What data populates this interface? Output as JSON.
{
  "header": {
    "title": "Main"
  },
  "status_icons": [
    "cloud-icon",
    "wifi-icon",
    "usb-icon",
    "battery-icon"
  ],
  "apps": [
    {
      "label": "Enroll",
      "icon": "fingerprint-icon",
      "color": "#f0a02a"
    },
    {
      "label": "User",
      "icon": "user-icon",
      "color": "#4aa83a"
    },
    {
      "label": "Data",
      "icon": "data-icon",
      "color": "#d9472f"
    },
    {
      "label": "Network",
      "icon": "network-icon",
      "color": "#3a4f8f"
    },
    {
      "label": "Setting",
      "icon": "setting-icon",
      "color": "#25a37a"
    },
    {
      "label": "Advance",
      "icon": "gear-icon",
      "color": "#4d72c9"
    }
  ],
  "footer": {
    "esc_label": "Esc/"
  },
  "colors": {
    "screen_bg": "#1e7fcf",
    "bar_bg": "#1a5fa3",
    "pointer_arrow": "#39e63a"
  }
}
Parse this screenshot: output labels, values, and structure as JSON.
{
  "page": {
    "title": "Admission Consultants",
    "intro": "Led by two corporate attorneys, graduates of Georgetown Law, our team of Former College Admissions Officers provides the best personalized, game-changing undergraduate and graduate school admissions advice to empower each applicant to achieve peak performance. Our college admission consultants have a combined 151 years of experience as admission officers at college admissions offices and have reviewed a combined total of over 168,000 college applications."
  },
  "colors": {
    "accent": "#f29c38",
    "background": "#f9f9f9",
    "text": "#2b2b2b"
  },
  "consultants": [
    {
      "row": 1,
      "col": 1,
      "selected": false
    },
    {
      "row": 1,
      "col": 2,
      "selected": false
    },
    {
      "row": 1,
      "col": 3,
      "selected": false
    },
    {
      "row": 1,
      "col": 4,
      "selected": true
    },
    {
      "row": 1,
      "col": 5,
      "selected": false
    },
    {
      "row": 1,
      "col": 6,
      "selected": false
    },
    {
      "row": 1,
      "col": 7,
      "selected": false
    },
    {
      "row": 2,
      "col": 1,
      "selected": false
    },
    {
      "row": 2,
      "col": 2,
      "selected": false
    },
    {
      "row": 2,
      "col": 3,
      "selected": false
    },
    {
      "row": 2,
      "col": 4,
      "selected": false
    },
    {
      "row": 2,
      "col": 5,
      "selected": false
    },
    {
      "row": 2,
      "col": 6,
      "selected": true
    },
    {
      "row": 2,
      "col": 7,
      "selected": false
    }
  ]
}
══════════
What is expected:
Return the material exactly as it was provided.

Answer box:
What data populates this interface? Output as JSON.
{
  "header": {
    "title": "Main"
  },
  "status_icons": [
    "cloud-icon",
    "wifi-icon",
    "usb-icon",
    "battery-icon"
  ],
  "apps": [
    {
      "label": "Enroll",
      "icon": "fingerprint-icon",
      "color": "#f0a02a"
    },
    {
      "label": "User",
      "icon": "user-icon",
      "color": "#4aa83a"
    },
    {
      "label": "Data",
      "icon": "data-icon",
      "color": "#d9472f"
    },
    {
      "label": "Network",
      "icon": "network-icon",
      "color": "#3a4f8f"
    },
    {
      "label": "Setting",
      "icon": "setting-icon",
      "color": "#25a37a"
    },
    {
      "label": "Advance",
      "icon": "gear-icon",
      "color": "#4d72c9"
    }
  ],
  "footer": {
    "esc_label": "Esc/"
  },
  "colors": {
    "screen_bg": "#1e7fcf",
    "bar_bg": "#1a5fa3",
    "pointer_arrow": "#39e63a"
  }
}
Parse this screenshot: output labels, values, and structure as JSON.
{
  "page": {
    "title": "Admission Consultants",
    "intro": "Led by two corporate attorneys, graduates of Georgetown Law, our team of Former College Admissions Officers provides the best personalized, game-changing undergraduate and graduate school admissions advice to empower each applicant to achieve peak performance. Our college admission consultants have a combined 151 years of experience as admission officers at college admissions offices and have reviewed a combined total of over 168,000 college applications."
  },
  "colors": {
    "accent": "#f29c38",
    "background": "#f9f9f9",
    "text": "#2b2b2b"
  },
  "consultants": [
    {
      "row": 1,
      "col": 1,
      "selected": false
    },
    {
      "row": 1,
      "col": 2,
      "selected": false
    },
    {
      "row": 1,
      "col": 3,
      "selected": false
    },
    {
      "row": 1,
      "col": 4,
      "selected": true
    },
    {
      "row": 1,
      "col": 5,
      "selected": false
    },
    {
      "row": 1,
      "col": 6,
      "selected": false
    },
    {
      "row": 1,
      "col": 7,
      "selected": false
    },
    {
      "row": 2,
      "col": 1,
      "selected": false
    },
    {
      "row": 2,
      "col": 2,
      "selected": false
    },
    {
      "row": 2,
      "col": 3,
      "selected": false
    },
    {
      "row": 2,
      "col": 4,
      "selected": false
    },
    {
      "row": 2,
      "col": 5,
      "selected": false
    },
    {
      "row": 2,
      "col": 6,
      "selected": true
    },
    {
      "row": 2,
      "col": 7,
      "selected": false
    }
  ]
}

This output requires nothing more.